What to work on = Look through the lines below, find those with the word "screenshot", and copy them.
___ Records for processing
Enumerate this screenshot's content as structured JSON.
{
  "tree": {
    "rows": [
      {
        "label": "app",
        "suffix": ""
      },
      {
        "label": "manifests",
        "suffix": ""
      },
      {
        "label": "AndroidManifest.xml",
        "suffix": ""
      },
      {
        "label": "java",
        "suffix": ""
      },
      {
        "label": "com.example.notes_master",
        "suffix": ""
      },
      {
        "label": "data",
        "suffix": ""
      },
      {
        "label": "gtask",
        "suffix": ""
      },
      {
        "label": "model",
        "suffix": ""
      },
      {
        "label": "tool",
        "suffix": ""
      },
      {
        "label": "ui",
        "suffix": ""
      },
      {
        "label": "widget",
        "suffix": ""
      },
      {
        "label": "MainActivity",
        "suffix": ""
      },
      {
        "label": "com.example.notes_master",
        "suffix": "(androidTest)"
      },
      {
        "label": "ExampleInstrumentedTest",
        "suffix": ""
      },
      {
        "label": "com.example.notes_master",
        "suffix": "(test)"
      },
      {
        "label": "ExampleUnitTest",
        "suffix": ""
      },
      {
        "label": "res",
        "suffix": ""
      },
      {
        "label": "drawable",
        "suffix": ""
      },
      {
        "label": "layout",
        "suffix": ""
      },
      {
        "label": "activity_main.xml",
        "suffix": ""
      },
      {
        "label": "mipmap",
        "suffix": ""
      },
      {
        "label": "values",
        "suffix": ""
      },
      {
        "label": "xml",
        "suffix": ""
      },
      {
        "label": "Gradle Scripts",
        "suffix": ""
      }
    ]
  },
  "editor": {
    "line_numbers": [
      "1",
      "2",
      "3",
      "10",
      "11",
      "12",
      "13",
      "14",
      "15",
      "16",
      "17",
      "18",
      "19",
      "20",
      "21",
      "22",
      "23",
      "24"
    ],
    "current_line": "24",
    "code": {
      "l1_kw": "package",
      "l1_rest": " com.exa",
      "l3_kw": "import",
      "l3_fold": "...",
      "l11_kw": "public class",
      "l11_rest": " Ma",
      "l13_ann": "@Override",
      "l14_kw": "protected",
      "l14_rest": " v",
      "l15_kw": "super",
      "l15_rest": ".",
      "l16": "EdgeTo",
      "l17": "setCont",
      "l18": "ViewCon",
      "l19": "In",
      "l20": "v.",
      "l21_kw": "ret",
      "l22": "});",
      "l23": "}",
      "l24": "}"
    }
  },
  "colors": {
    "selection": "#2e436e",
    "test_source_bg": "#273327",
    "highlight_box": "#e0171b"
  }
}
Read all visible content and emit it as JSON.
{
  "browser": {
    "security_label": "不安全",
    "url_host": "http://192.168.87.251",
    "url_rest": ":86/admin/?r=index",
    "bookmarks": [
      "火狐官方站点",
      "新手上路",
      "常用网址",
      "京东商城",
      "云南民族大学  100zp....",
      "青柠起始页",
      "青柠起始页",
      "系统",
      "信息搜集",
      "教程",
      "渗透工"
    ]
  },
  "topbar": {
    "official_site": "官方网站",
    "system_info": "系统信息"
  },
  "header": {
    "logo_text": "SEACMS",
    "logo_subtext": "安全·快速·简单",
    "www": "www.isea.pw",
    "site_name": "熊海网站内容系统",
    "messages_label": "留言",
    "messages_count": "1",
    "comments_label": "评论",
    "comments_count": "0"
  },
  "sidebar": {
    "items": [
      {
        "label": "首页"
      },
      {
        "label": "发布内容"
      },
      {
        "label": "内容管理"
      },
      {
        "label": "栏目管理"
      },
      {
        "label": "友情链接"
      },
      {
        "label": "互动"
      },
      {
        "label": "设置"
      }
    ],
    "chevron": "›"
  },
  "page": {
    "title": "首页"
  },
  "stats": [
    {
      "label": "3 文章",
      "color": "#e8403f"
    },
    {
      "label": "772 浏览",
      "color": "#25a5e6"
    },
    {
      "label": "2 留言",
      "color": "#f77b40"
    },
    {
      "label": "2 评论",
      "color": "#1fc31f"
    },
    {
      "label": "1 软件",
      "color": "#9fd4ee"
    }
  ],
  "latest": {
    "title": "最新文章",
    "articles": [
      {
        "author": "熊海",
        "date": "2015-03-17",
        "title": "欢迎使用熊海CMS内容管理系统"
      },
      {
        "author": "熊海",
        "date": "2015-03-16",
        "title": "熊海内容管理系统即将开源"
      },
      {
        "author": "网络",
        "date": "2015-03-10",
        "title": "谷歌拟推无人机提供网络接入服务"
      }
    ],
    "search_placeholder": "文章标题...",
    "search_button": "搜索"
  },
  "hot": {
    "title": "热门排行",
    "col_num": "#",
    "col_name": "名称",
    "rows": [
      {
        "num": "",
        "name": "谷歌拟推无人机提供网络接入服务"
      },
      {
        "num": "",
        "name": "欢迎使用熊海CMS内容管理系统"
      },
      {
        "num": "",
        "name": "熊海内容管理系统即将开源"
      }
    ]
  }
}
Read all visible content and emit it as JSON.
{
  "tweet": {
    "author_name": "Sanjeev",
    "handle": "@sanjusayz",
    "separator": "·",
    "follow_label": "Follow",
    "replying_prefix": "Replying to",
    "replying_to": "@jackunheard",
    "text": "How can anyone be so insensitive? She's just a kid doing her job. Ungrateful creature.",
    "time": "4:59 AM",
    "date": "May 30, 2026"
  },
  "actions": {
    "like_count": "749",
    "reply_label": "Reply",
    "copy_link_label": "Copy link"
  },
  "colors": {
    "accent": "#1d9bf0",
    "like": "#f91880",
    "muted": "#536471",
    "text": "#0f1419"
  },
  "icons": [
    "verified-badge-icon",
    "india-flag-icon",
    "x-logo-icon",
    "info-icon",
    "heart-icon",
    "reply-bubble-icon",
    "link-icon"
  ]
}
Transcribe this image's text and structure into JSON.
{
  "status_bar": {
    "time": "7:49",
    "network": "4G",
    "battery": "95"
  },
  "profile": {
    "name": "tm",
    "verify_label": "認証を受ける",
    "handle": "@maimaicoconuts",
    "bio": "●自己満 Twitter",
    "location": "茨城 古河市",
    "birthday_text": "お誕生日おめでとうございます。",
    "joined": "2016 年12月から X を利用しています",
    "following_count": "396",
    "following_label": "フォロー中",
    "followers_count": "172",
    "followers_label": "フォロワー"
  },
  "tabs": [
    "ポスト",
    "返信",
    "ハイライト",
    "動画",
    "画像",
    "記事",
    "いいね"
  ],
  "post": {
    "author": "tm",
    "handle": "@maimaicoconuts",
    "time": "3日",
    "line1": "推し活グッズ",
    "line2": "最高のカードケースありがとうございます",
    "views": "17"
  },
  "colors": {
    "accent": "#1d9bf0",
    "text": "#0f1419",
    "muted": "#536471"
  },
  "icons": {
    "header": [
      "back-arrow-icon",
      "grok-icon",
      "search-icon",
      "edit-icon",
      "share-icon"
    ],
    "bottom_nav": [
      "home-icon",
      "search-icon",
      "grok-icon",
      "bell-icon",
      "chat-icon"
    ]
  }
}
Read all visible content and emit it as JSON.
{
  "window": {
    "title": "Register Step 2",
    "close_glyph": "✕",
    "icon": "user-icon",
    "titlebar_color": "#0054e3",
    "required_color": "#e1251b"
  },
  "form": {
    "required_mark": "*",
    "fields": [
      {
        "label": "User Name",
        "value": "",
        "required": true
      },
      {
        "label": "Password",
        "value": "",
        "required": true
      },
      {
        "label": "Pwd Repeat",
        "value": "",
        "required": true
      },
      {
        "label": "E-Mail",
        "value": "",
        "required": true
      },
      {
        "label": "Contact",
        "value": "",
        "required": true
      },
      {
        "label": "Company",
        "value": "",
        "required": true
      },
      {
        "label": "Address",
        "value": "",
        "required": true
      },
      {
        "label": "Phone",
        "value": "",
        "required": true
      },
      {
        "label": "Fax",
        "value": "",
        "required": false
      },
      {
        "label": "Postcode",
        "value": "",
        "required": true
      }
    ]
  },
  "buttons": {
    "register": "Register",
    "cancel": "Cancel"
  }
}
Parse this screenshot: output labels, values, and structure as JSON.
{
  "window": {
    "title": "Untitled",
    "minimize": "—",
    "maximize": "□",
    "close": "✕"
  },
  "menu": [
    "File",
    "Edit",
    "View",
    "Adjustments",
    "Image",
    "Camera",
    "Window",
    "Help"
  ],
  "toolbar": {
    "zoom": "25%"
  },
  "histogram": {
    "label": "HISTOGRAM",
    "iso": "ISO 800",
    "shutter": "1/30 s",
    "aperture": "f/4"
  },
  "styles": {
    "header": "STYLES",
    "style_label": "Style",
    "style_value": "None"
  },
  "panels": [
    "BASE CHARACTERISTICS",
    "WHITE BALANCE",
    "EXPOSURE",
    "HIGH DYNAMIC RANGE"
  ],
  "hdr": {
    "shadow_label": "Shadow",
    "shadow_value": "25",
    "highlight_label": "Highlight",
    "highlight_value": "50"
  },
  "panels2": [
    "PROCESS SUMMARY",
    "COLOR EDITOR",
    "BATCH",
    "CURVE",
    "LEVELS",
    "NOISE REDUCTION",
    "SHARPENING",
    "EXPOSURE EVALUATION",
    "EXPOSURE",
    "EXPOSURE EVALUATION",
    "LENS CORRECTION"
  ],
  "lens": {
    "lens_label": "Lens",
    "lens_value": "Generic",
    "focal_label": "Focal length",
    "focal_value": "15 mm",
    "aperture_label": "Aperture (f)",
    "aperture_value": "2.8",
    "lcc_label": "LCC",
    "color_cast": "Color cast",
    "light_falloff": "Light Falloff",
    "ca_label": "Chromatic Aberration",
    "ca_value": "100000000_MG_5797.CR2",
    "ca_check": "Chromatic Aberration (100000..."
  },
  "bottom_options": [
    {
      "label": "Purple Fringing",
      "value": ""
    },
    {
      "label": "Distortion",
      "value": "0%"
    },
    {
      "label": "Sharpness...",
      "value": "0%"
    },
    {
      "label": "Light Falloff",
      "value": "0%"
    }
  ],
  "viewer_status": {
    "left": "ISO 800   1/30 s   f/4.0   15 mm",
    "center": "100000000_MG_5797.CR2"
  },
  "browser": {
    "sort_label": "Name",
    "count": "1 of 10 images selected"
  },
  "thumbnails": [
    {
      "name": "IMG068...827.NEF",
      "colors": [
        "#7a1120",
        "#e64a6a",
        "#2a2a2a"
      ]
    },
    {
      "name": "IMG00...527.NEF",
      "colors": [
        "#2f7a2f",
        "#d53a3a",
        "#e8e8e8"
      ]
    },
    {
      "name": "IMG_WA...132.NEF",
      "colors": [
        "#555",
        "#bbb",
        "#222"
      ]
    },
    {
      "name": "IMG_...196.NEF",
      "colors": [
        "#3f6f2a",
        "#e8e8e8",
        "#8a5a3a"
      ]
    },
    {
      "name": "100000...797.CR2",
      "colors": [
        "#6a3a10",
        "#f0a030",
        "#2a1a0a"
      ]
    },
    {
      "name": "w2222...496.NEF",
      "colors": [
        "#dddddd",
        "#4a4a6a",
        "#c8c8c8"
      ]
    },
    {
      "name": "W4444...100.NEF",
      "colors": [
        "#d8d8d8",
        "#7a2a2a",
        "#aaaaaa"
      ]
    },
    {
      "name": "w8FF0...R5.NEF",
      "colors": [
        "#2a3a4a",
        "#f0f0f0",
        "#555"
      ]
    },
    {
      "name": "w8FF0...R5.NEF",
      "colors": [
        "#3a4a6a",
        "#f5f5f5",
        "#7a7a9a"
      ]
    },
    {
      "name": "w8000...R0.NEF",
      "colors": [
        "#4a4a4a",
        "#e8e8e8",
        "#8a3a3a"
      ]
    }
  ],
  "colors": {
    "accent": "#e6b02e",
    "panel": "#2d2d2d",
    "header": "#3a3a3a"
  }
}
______
Answer to the problem =
Enumerate this screenshot's content as structured JSON.
Parse this screenshot: output labels, values, and structure as JSON.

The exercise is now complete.